REQUIREMENT:
Set down every record below exactly as written, but leave out the pictures.

# # # # #

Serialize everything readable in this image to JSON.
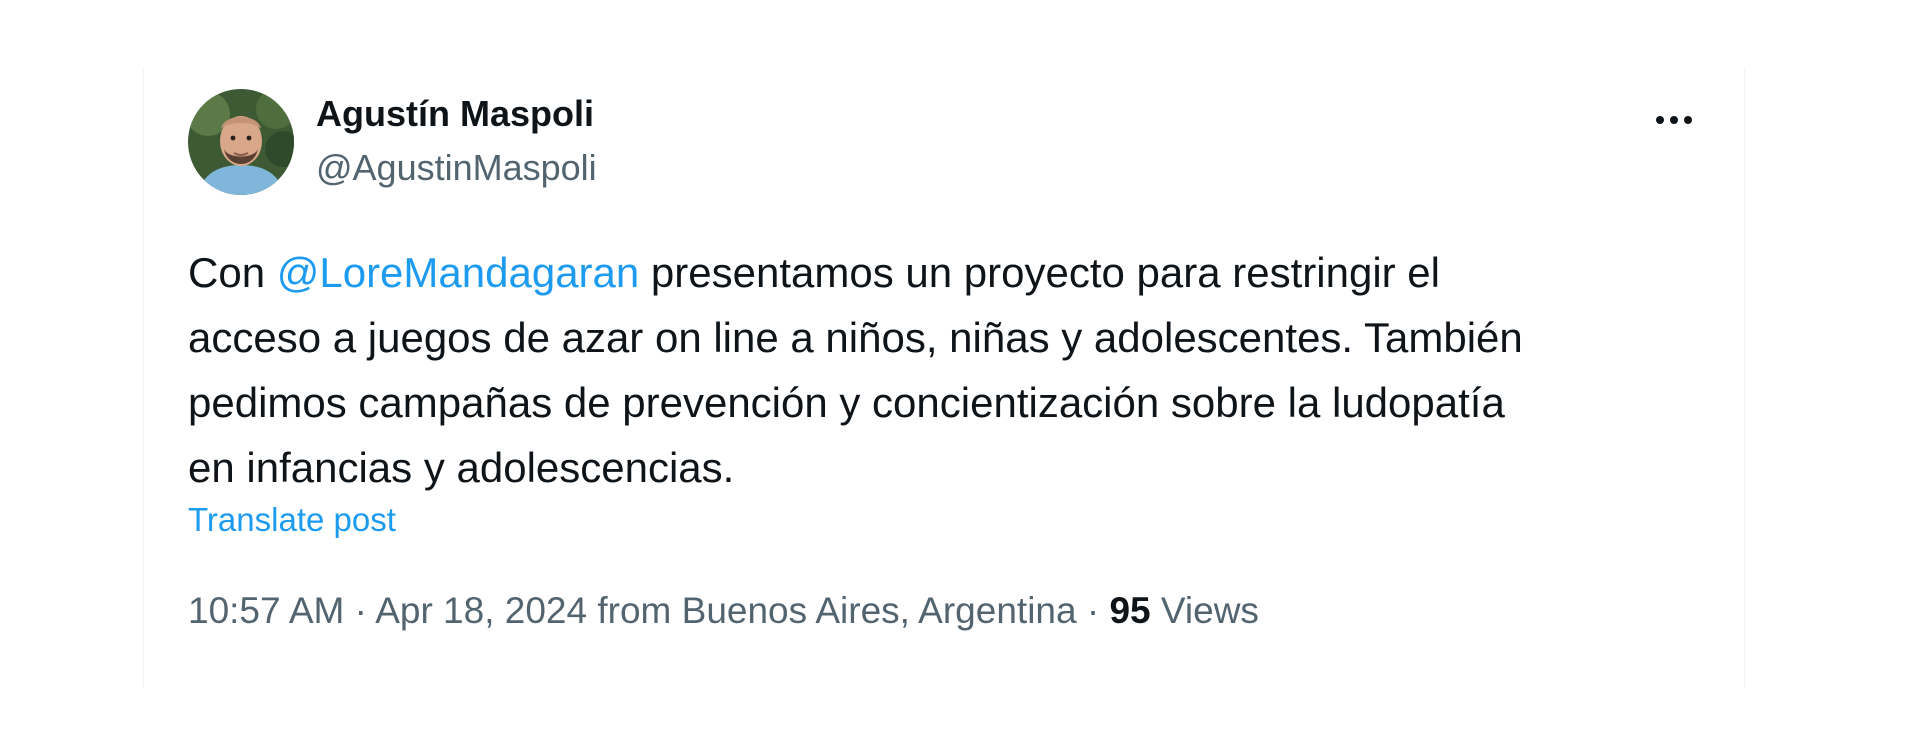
{
  "author": {
    "display_name": "Agustín Maspoli",
    "handle": "@AgustinMaspoli",
    "avatar_icon": "user-photo"
  },
  "more_icon": "more-horizontal-icon",
  "post": {
    "text_before_mention": "Con ",
    "mention": "@LoreMandagaran",
    "text_after_line1": " presentamos un proyecto para restringir el",
    "line2": "acceso a juegos de azar on line a niños, niñas y adolescentes. También",
    "line3": "pedimos campañas de prevención y concientización sobre la ludopatía",
    "line4": "en infancias y adolescencias."
  },
  "translate_label": "Translate post",
  "meta": {
    "time": "10:57 AM",
    "separator": " · ",
    "date": "Apr 18, 2024",
    "location": " from Buenos Aires, Argentina",
    "separator2": " · ",
    "views_count": "95",
    "views_label": " Views"
  },
  "colors": {
    "accent": "#1d9bf0",
    "text_primary": "#0f1419",
    "text_secondary": "#536471"
  }
}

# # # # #

ANSWER BELOW:
Serialize everything readable in this image to JSON.
{
  "author": {
    "display_name": "Agustín Maspoli",
    "handle": "@AgustinMaspoli",
    "avatar_icon": "user-photo"
  },
  "more_icon": "more-horizontal-icon",
  "post": {
    "text_before_mention": "Con ",
    "mention": "@LoreMandagaran",
    "text_after_line1": " presentamos un proyecto para restringir el",
    "line2": "acceso a juegos de azar on line a niños, niñas y adolescentes. También",
    "line3": "pedimos campañas de prevención y concientización sobre la ludopatía",
    "line4": "en infancias y adolescencias."
  },
  "translate_label": "Translate post",
  "meta": {
    "time": "10:57 AM",
    "separator": " · ",
    "date": "Apr 18, 2024",
    "location": " from Buenos Aires, Argentina",
    "separator2": " · ",
    "views_count": "95",
    "views_label": " Views"
  },
  "colors": {
    "accent": "#1d9bf0",
    "text_primary": "#0f1419",
    "text_secondary": "#536471"
  }
}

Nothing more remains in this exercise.